RODRIGO: Yeah. There were lots of people who believed in me and lots of people on my team who I absolutely love. But I wasn’t slated to be the next big thing. It was a surprise to all of us. I’ve actually been pretty lucky. I feel really safe around the people that I’ve interacted with. I think it’s because my childhood was so weird; it’s always been very insular.

BRIDGERS: Totally.

RODRIGO: I wasn’t ever in the public eye to the extent that I was when “drivers license” came out, but I’m really grateful for that experience because it taught me to be a little wary of people around me and be protective of my energy and stuff like that.

BRIDGERS: Well, it seems like people love the song and you must be thrilled. Do you have a ritual on release days?

RODRIGO: Oh my god, no. What should I do? I don’t have anything to do today. This is my one thing. I did all my interviews and stuff. Oh, I have to sign vinyls.

BRIDGERS: You should honestly just watch Twilight and sign vinyls.

RODRIGO: That’s a great idea. What are you doing today? Are you hanging out in the cabin?

BRIDGERS: What the fuck am I doing today? I’m trying to create some structure for myself and probably failing but—

RODRIGO: You deserve a rest, though. You were literally just on the tour of all tours.

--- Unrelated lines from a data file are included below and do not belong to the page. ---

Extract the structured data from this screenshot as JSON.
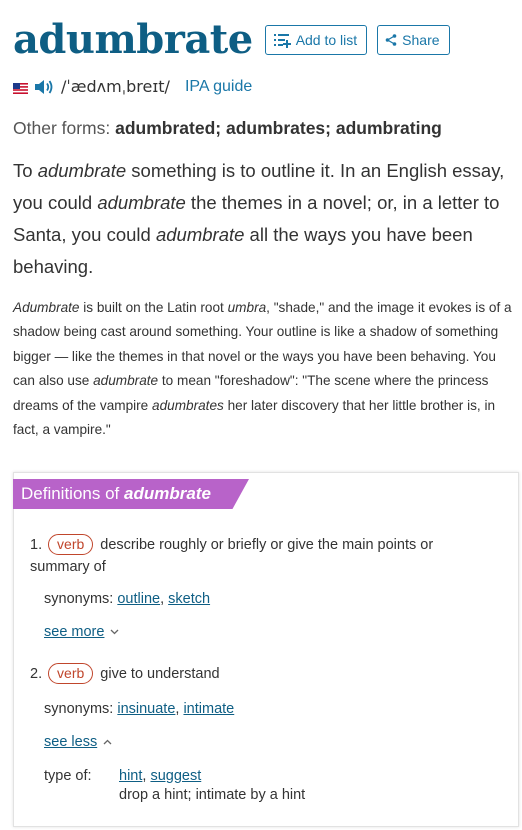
{
  "header": {
    "word": "adumbrate",
    "add_to_list": "Add to list",
    "share": "Share"
  },
  "pronunciation": {
    "flag_icon": "us-flag-icon",
    "audio_icon": "speaker-icon",
    "ipa": "/ˈædʌmˌbreɪt/",
    "ipa_guide": "IPA guide"
  },
  "other_forms": {
    "label": "Other forms:",
    "value": "adumbrated; adumbrates; adumbrating"
  },
  "short_desc": {
    "p1": "To ",
    "p2": "adumbrate",
    "p3": " something is to outline it. In an English essay, you could ",
    "p4": "adumbrate",
    "p5": " the themes in a novel; or, in a letter to Santa, you could ",
    "p6": "adumbrate",
    "p7": " all the ways you have been behaving."
  },
  "long_desc": {
    "p1": "Adumbrate",
    "p2": " is built on the Latin root ",
    "p3": "umbra",
    "p4": ", \"shade,\" and the image it evokes is of a shadow being cast around something. Your outline is like a shadow of something bigger — like the themes in that novel or the ways you have been behaving. You can also use ",
    "p5": "adumbrate",
    "p6": " to mean \"foreshadow\": \"The scene where the princess dreams of the vampire ",
    "p7": "adumbrates",
    "p8": " her later discovery that her little brother is, in fact, a vampire.\""
  },
  "definitions": {
    "tab_prefix": "Definitions of ",
    "tab_word": "adumbrate",
    "items": [
      {
        "num": "1.",
        "pos": "verb",
        "text": "describe roughly or briefly or give the main points or summary of",
        "syn_label": "synonyms:",
        "synonyms": [
          "outline",
          "sketch"
        ],
        "toggle": "see more"
      },
      {
        "num": "2.",
        "pos": "verb",
        "text": "give to understand",
        "syn_label": "synonyms:",
        "synonyms": [
          "insinuate",
          "intimate"
        ],
        "toggle": "see less",
        "type_of_label": "type of:",
        "type_of": [
          "hint",
          "suggest"
        ],
        "type_of_def": "drop a hint; intimate by a hint"
      }
    ]
  },
  "colors": {
    "brand_blue": "#0e5e84",
    "link_blue": "#1a77a8",
    "tab_purple": "#b863c9",
    "pos_red": "#c0462c"
  }
}
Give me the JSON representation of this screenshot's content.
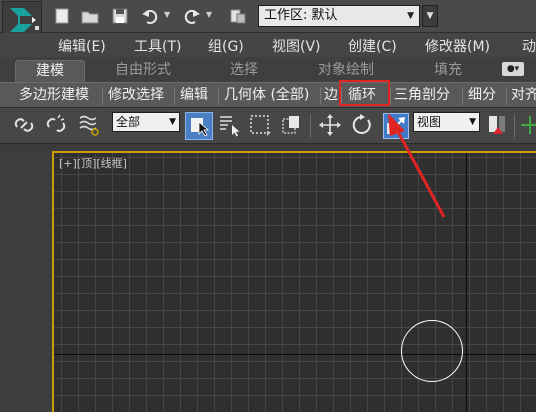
{
  "titlebar": {
    "workspace_label": "工作区: 默认"
  },
  "menu": {
    "items": [
      "编辑(E)",
      "工具(T)",
      "组(G)",
      "视图(V)",
      "创建(C)",
      "修改器(M)",
      "动"
    ]
  },
  "ribbon": {
    "tabs": [
      "建模",
      "自由形式",
      "选择",
      "对象绘制",
      "填充"
    ],
    "active_tab": "建模"
  },
  "subribbon": {
    "items": [
      "多边形建模",
      "修改选择",
      "编辑",
      "几何体 (全部)",
      "边",
      "循环",
      "三角剖分",
      "细分",
      "对齐"
    ],
    "highlighted": "循环"
  },
  "toolbar": {
    "selection_filter": "全部",
    "reference_coord": "视图"
  },
  "viewport": {
    "label": "[+][顶][线框]",
    "active_border_color": "#c9a000"
  },
  "annotation": {
    "color": "#e02424"
  }
}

I can’t imagine how drained you must be. Take a bubble bath.

BRIDGERS: Thank you, dude. I’m, like, getting some peripheral energy from the excitement of your release.

RODRIGO: Oh, you’re the sweetest. Thank you so much for doing this again. I really, really appreciate you so much.

BRIDGERS: You’re the best. 

RODRIGO: Bye, guys.

Sweater Miu Miu. Shorts Maison Margiela.


Hair: Joey George using Oribe at Ma World Group.

Makeup: Yadim at Art Partner.

Nails: Yoko Sakakura using OPI at A-Frame Agency.

Set Design: Nicholas Des Jardins at Streeters.

Lighting Technician: Ivory Serra.

Photography Assistant: SK Atkinson.

Fashion Assistant: Charlie Burke.

Makeup Assistant: Joseph Rios.

Production: Chloe Mina.

Production Coordination: Xavier Hamel and Rya Thomas.

Retouching: OCTOBER.

Location: Historic Hudson Studios.

Special Thanks: L’Ermitage Beverly Hills.